The city’s councilors retracted Suu Kyi’s 1997 Freedom of Oxford award, which she personally collected in 2012 for her “pro-democracy” campaign as the leader of the opposition National League for Democracy (NLD) party.
In a statement following a special meeting on Monday, councilor Mary Clarkson said the “unprecedented” move was in response to Suu Kyi’s lack of action to stop what the international community has blasted as Maynmar army’s “ethnic cleansing” of the Muslim minority group.
“Oxford has a long tradition of being a diverse and humane city, and our reputation is tarnished by honoring those who turn a blind eye to violence,” Clarkson said.
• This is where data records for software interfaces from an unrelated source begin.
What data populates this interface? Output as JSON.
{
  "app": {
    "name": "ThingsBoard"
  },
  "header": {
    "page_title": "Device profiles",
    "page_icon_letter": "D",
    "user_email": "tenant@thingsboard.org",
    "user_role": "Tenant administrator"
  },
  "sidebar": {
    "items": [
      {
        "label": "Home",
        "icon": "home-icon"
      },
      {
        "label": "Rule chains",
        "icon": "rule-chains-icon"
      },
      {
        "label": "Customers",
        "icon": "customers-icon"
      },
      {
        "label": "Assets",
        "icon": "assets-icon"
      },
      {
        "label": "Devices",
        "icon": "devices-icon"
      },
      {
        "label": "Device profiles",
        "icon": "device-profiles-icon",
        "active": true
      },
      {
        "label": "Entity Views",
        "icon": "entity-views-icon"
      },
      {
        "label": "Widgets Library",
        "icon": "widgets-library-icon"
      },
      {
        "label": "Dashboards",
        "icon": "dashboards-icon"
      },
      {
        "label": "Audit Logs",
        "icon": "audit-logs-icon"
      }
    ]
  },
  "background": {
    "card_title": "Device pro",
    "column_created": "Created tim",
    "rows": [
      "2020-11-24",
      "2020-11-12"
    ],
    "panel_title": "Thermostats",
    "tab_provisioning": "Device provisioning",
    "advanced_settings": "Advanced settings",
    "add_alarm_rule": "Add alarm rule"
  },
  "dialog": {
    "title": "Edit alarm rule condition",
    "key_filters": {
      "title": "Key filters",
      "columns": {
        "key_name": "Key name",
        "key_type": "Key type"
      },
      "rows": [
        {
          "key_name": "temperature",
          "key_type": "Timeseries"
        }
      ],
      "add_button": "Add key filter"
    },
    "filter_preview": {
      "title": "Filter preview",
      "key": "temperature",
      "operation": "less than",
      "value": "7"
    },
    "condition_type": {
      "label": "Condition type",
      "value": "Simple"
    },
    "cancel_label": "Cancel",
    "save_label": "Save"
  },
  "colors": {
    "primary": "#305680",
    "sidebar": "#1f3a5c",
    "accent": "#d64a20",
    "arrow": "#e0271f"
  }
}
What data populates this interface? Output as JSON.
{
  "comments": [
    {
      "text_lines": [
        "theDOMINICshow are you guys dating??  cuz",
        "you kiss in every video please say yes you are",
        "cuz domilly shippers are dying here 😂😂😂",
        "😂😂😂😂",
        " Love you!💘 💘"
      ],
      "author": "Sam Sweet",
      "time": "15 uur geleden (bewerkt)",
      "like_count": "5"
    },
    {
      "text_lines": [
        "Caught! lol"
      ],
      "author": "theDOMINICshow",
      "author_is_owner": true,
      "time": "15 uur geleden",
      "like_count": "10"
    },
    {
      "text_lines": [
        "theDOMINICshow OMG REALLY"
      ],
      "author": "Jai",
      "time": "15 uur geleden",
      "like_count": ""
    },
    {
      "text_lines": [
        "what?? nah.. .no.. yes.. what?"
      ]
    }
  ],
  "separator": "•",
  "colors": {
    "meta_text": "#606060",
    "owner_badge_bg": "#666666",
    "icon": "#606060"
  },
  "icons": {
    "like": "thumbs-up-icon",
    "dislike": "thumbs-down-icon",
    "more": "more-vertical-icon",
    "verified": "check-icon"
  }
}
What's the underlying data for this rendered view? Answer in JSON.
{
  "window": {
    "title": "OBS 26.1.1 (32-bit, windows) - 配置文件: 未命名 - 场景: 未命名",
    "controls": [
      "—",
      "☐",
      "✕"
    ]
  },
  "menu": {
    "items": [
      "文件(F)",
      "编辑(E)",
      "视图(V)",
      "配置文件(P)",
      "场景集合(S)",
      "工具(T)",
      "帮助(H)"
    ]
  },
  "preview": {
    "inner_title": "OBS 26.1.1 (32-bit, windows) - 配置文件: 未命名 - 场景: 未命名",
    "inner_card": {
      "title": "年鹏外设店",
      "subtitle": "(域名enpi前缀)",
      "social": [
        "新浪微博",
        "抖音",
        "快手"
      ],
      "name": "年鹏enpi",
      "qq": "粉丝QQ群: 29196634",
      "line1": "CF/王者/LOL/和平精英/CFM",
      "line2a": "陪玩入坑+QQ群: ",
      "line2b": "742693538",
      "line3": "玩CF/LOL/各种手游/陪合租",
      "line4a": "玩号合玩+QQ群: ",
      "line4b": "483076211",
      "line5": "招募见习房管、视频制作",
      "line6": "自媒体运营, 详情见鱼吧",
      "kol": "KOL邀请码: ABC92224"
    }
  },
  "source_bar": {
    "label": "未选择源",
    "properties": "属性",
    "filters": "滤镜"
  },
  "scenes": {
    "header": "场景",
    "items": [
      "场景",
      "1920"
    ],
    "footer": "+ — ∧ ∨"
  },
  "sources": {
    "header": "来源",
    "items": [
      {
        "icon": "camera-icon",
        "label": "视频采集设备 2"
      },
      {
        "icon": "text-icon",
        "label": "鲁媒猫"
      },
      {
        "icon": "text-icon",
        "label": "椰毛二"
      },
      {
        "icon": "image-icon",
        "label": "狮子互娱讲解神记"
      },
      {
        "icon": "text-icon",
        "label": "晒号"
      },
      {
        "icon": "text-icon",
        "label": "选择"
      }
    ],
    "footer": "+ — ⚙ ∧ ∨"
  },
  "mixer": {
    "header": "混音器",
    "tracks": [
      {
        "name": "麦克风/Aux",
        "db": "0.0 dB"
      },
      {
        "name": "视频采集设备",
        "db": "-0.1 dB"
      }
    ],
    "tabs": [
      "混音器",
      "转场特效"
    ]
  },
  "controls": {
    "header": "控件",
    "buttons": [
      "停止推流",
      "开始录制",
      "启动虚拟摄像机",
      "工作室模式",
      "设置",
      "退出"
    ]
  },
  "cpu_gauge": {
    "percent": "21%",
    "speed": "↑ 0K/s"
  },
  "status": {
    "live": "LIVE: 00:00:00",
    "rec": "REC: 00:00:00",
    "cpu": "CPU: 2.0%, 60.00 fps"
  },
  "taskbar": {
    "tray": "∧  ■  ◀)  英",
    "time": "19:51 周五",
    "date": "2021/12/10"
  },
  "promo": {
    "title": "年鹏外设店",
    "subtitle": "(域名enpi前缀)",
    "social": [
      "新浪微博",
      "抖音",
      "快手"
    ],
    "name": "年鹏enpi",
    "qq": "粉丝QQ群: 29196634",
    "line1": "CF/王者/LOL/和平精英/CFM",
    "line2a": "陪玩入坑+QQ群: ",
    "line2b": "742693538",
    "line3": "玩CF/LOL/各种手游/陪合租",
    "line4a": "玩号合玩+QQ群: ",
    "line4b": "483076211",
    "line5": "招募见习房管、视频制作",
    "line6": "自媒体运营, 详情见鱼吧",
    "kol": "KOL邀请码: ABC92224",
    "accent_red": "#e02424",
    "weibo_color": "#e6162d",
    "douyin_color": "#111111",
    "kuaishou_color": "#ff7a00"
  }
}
“We hope that today we have added our small voice to others calling for human rights and justice for the Rohingya people,” she added, blasting Suu Kyi for denying what the United Nations has described as “a textbook example of genocide.”
More than 600,000 desperate Rohingya Muslims have fled the violence in Myanmar’s Rakhine state and crossed into Bangladesh since late August.
The crackdown, backed by radical Buddhist monks, has left scores of Rohingya villages torched and completely destroyed. Aid organizations have also reported numerous cases of sexual abuse against Rohingya women and children.
“The burning of their villages has been independently confirmed by satellite images… yet Aung San Suu Kyi has denied any ethnic cleansing and dismissed numerous claims of sexual violence against Rohingya women as ‘fake rape’,” Clarkson said in her statement.
UK Prime Minister Theresa May said earlier this month that the situation in Myanmar “looks like ethnic cleansing” and the Southeast Asian country’s military and government “must take full responsibility.”
Before the latest snub, Suu Kyi’s portrait was removed from her alma mater of St Hugh’s College, where she studied between 1964 and 1967.
Suu Kyi has also been under pressure to return a Noble peace prize she was awarded in 1991. However, the Norwegian Nobel Institute, that oversees the prize, says it cannot be revoked despite growing calls from former previous Noble laureates and an online petition signed by over 400,000 people.